__GOAL OF THE EXERCISE__: The answer should match the entries below word for word, minus their pictures.

(Entries taken from a collection)

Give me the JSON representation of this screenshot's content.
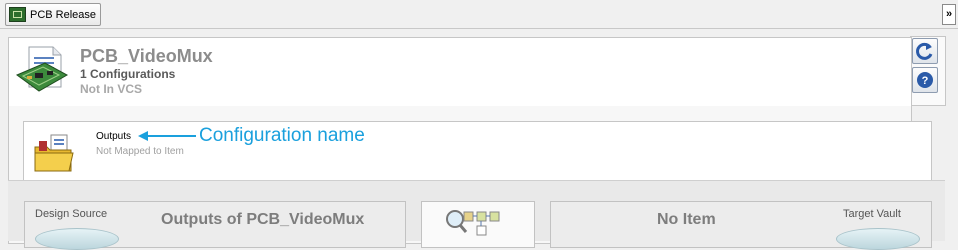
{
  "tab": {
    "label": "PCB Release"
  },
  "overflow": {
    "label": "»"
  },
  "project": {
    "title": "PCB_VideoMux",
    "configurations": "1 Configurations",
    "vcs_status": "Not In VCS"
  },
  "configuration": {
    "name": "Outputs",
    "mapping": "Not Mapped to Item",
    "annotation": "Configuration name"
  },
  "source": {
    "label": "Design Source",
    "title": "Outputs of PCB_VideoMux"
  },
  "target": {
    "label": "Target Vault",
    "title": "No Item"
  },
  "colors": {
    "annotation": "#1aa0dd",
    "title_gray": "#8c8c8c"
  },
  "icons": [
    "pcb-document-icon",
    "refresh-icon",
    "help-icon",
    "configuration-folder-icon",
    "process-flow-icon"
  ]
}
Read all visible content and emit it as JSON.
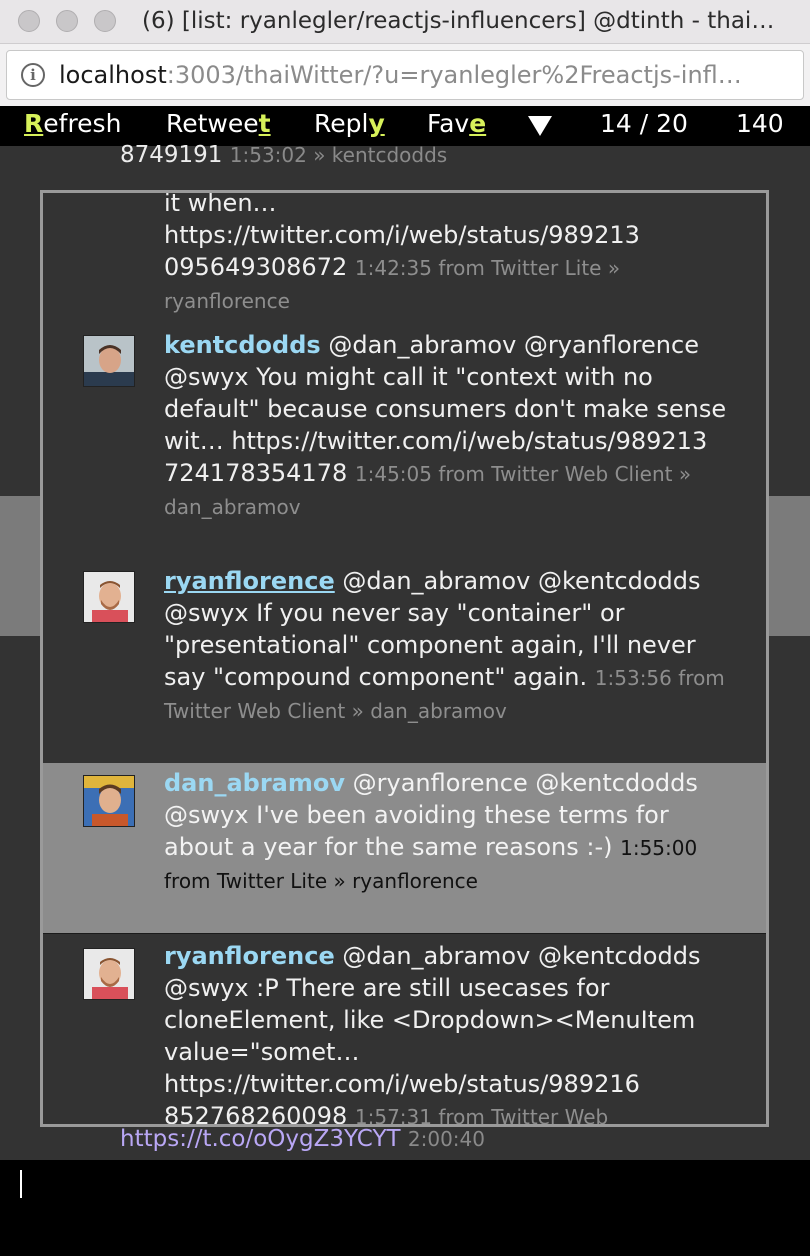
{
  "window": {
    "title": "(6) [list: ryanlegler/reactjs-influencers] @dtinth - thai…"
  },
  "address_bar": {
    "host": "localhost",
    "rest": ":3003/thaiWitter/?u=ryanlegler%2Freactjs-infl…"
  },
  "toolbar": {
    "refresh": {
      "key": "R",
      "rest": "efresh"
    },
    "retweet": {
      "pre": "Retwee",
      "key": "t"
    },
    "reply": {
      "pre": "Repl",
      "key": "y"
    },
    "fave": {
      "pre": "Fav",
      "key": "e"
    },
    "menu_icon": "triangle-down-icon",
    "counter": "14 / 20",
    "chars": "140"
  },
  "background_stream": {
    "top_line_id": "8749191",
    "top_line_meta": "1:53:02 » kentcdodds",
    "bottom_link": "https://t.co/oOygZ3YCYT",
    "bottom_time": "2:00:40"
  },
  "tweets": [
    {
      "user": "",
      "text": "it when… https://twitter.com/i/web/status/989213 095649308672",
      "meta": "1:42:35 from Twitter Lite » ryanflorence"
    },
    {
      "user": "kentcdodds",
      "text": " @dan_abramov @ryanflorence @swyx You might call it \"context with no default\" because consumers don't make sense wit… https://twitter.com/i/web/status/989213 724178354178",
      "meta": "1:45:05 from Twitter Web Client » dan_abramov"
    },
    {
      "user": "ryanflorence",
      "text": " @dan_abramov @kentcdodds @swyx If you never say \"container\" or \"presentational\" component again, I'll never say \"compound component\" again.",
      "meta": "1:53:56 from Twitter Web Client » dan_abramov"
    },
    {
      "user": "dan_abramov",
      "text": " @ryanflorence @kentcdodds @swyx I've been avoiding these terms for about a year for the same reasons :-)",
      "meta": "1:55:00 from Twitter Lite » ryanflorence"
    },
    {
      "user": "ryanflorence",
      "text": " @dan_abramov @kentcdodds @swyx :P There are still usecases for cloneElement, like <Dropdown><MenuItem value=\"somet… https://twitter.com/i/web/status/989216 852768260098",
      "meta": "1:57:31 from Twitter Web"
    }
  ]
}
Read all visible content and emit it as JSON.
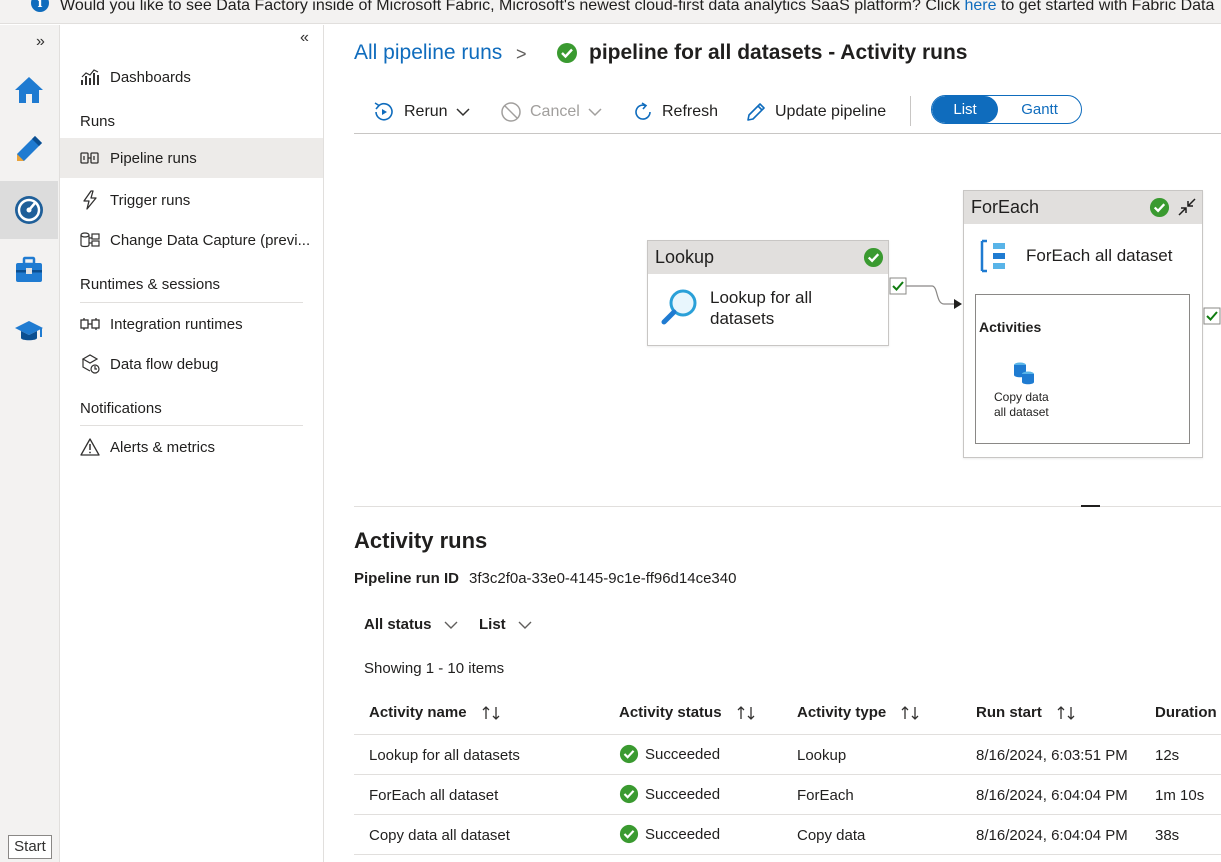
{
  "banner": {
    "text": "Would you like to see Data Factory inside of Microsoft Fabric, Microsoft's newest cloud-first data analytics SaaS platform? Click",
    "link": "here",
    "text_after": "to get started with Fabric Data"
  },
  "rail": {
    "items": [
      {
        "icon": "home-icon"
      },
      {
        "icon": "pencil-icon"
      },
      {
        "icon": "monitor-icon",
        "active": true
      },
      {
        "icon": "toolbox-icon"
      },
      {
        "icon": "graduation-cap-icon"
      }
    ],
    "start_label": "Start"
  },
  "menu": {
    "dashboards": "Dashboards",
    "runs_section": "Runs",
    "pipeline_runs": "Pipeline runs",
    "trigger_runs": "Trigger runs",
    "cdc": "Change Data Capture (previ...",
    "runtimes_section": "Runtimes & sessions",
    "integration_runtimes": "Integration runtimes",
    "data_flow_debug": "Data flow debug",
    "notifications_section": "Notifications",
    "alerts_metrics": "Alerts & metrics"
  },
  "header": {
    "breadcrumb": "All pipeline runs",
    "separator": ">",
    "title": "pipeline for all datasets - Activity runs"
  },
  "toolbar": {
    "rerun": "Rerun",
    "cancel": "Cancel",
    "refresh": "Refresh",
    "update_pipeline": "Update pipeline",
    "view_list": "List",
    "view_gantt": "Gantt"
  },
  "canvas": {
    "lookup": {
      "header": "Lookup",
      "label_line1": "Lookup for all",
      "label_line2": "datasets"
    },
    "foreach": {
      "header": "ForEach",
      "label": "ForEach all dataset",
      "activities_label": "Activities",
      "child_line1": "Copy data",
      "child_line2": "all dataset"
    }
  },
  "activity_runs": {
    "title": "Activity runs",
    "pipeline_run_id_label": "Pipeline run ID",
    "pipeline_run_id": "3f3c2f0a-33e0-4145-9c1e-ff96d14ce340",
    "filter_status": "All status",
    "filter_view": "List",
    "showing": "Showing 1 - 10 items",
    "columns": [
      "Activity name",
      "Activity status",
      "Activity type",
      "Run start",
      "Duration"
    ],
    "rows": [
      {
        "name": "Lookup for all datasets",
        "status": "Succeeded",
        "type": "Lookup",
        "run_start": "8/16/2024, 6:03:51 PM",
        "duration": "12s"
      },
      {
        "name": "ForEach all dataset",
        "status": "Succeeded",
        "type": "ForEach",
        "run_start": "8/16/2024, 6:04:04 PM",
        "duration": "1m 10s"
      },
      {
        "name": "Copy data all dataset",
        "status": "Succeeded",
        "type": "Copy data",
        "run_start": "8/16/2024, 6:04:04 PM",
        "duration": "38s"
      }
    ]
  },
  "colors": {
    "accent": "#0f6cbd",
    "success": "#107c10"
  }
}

__TASK RESPONSE__:
Give me the JSON representation of this screenshot's content.
{
  "tab": {
    "label": "PCB Release"
  },
  "overflow": {
    "label": "»"
  },
  "project": {
    "title": "PCB_VideoMux",
    "configurations": "1 Configurations",
    "vcs_status": "Not In VCS"
  },
  "configuration": {
    "name": "Outputs",
    "mapping": "Not Mapped to Item",
    "annotation": "Configuration name"
  },
  "source": {
    "label": "Design Source",
    "title": "Outputs of PCB_VideoMux"
  },
  "target": {
    "label": "Target Vault",
    "title": "No Item"
  },
  "colors": {
    "annotation": "#1aa0dd",
    "title_gray": "#8c8c8c"
  },
  "icons": [
    "pcb-document-icon",
    "refresh-icon",
    "help-icon",
    "configuration-folder-icon",
    "process-flow-icon"
  ]
}
Read all visible content and emit it as JSON.
{
  "window": {
    "title": "(6) [list: ryanlegler/reactjs-influencers] @dtinth - thai…"
  },
  "address_bar": {
    "host": "localhost",
    "rest": ":3003/thaiWitter/?u=ryanlegler%2Freactjs-infl…"
  },
  "toolbar": {
    "refresh": {
      "key": "R",
      "rest": "efresh"
    },
    "retweet": {
      "pre": "Retwee",
      "key": "t"
    },
    "reply": {
      "pre": "Repl",
      "key": "y"
    },
    "fave": {
      "pre": "Fav",
      "key": "e"
    },
    "menu_icon": "triangle-down-icon",
    "counter": "14 / 20",
    "chars": "140"
  },
  "background_stream": {
    "top_line_id": "8749191",
    "top_line_meta": "1:53:02 » kentcdodds",
    "bottom_link": "https://t.co/oOygZ3YCYT",
    "bottom_time": "2:00:40"
  },
  "tweets": [
    {
      "user": "",
      "text": "it when… https://twitter.com/i/web/status/989213 095649308672",
      "meta": "1:42:35 from Twitter Lite » ryanflorence"
    },
    {
      "user": "kentcdodds",
      "text": " @dan_abramov @ryanflorence @swyx You might call it \"context with no default\" because consumers don't make sense wit… https://twitter.com/i/web/status/989213 724178354178",
      "meta": "1:45:05 from Twitter Web Client » dan_abramov"
    },
    {
      "user": "ryanflorence",
      "text": " @dan_abramov @kentcdodds @swyx If you never say \"container\" or \"presentational\" component again, I'll never say \"compound component\" again.",
      "meta": "1:53:56 from Twitter Web Client » dan_abramov"
    },
    {
      "user": "dan_abramov",
      "text": " @ryanflorence @kentcdodds @swyx I've been avoiding these terms for about a year for the same reasons :-)",
      "meta": "1:55:00 from Twitter Lite » ryanflorence"
    },
    {
      "user": "ryanflorence",
      "text": " @dan_abramov @kentcdodds @swyx :P There are still usecases for cloneElement, like <Dropdown><MenuItem value=\"somet… https://twitter.com/i/web/status/989216 852768260098",
      "meta": "1:57:31 from Twitter Web"
    }
  ]
}
Read all visible content and emit it as JSON.
{
  "banner": {
    "text": "Would you like to see Data Factory inside of Microsoft Fabric, Microsoft's newest cloud-first data analytics SaaS platform? Click",
    "link": "here",
    "text_after": "to get started with Fabric Data"
  },
  "rail": {
    "items": [
      {
        "icon": "home-icon"
      },
      {
        "icon": "pencil-icon"
      },
      {
        "icon": "monitor-icon",
        "active": true
      },
      {
        "icon": "toolbox-icon"
      },
      {
        "icon": "graduation-cap-icon"
      }
    ],
    "start_label": "Start"
  },
  "menu": {
    "dashboards": "Dashboards",
    "runs_section": "Runs",
    "pipeline_runs": "Pipeline runs",
    "trigger_runs": "Trigger runs",
    "cdc": "Change Data Capture (previ...",
    "runtimes_section": "Runtimes & sessions",
    "integration_runtimes": "Integration runtimes",
    "data_flow_debug": "Data flow debug",
    "notifications_section": "Notifications",
    "alerts_metrics": "Alerts & metrics"
  },
  "header": {
    "breadcrumb": "All pipeline runs",
    "separator": ">",
    "title": "pipeline for all datasets - Activity runs"
  },
  "toolbar": {
    "rerun": "Rerun",
    "cancel": "Cancel",
    "refresh": "Refresh",
    "update_pipeline": "Update pipeline",
    "view_list": "List",
    "view_gantt": "Gantt"
  },
  "canvas": {
    "lookup": {
      "header": "Lookup",
      "label_line1": "Lookup for all",
      "label_line2": "datasets"
    },
    "foreach": {
      "header": "ForEach",
      "label": "ForEach all dataset",
      "activities_label": "Activities",
      "child_line1": "Copy data",
      "child_line2": "all dataset"
    }
  },
  "activity_runs": {
    "title": "Activity runs",
    "pipeline_run_id_label": "Pipeline run ID",
    "pipeline_run_id": "3f3c2f0a-33e0-4145-9c1e-ff96d14ce340",
    "filter_status": "All status",
    "filter_view": "List",
    "showing": "Showing 1 - 10 items",
    "columns": [
      "Activity name",
      "Activity status",
      "Activity type",
      "Run start",
      "Duration"
    ],
    "rows": [
      {
        "name": "Lookup for all datasets",
        "status": "Succeeded",
        "type": "Lookup",
        "run_start": "8/16/2024, 6:03:51 PM",
        "duration": "12s"
      },
      {
        "name": "ForEach all dataset",
        "status": "Succeeded",
        "type": "ForEach",
        "run_start": "8/16/2024, 6:04:04 PM",
        "duration": "1m 10s"
      },
      {
        "name": "Copy data all dataset",
        "status": "Succeeded",
        "type": "Copy data",
        "run_start": "8/16/2024, 6:04:04 PM",
        "duration": "38s"
      }
    ]
  },
  "colors": {
    "accent": "#0f6cbd",
    "success": "#107c10"
  }
}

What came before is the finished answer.